Goal of the exercise:
Show every line of the data below that includes the word "string".

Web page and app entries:
####################

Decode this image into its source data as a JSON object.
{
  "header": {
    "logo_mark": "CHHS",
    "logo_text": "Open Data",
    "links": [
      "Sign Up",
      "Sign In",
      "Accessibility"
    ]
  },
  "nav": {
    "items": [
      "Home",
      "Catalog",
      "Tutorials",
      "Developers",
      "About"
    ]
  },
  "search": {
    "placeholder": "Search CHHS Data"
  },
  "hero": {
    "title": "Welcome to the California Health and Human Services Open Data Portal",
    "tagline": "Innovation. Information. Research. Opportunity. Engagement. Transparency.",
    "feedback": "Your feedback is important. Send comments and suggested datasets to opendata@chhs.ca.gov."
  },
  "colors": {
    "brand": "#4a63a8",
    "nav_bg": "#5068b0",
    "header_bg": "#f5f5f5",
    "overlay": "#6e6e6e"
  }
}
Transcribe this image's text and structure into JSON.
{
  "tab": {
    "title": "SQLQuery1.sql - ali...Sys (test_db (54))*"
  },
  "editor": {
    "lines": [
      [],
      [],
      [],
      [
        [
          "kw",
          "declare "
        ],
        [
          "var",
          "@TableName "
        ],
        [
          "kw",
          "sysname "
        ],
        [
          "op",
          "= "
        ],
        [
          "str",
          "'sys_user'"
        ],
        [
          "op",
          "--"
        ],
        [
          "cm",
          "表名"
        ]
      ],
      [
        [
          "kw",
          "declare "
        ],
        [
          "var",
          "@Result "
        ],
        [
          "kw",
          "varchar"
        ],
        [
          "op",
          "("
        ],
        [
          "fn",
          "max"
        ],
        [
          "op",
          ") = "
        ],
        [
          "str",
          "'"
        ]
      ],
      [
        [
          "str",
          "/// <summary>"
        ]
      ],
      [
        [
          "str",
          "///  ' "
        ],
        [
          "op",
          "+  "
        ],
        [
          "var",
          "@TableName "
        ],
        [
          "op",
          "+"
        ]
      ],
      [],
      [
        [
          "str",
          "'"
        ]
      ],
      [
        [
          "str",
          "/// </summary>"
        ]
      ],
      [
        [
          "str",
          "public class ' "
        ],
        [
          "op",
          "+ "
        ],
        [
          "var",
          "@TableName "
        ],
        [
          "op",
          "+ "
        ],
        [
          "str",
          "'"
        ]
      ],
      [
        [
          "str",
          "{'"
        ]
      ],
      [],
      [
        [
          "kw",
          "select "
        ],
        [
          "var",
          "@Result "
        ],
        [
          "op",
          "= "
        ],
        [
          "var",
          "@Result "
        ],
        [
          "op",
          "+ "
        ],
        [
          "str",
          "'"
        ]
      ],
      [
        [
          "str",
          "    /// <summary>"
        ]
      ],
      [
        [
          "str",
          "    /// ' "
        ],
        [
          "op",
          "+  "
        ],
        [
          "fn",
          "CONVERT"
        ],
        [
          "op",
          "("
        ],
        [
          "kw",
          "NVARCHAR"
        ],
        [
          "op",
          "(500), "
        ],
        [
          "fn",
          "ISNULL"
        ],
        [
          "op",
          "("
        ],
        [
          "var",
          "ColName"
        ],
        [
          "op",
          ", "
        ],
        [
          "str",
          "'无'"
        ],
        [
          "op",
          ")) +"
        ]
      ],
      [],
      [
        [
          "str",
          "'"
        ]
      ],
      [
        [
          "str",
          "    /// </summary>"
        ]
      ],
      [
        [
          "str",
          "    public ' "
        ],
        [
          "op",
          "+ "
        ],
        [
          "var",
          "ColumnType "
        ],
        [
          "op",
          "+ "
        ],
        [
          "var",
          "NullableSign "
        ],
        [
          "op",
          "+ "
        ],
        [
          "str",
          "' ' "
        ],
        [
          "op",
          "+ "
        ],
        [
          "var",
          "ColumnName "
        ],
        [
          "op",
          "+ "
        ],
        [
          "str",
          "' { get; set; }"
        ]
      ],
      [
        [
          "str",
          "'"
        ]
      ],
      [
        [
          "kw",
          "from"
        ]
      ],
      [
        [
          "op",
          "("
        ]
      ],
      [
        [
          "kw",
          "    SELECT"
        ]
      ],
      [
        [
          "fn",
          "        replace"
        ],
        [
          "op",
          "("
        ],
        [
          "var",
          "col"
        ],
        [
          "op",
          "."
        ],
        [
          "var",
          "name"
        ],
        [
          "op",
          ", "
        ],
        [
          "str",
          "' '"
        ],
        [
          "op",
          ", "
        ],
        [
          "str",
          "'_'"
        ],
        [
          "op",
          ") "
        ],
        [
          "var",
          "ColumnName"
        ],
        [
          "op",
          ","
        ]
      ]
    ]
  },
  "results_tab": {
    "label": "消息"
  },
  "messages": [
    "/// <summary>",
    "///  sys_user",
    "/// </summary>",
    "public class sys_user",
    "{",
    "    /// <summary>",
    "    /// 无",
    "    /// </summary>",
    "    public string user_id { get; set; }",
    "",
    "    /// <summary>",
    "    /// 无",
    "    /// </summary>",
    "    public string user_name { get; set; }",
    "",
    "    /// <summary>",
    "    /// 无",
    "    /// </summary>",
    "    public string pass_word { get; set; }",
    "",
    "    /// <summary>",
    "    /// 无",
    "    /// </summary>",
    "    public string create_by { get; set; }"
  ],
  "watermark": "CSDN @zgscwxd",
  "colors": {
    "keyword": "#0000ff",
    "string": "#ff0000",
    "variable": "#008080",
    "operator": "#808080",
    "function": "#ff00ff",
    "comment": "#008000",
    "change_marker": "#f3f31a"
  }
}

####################

Result for this task:
    "    public string user_id { get; set; }",
    "    public string user_name { get; set; }",
    "    public string pass_word { get; set; }",
    "    public string create_by { get; set; }"
    "string": "#ff0000",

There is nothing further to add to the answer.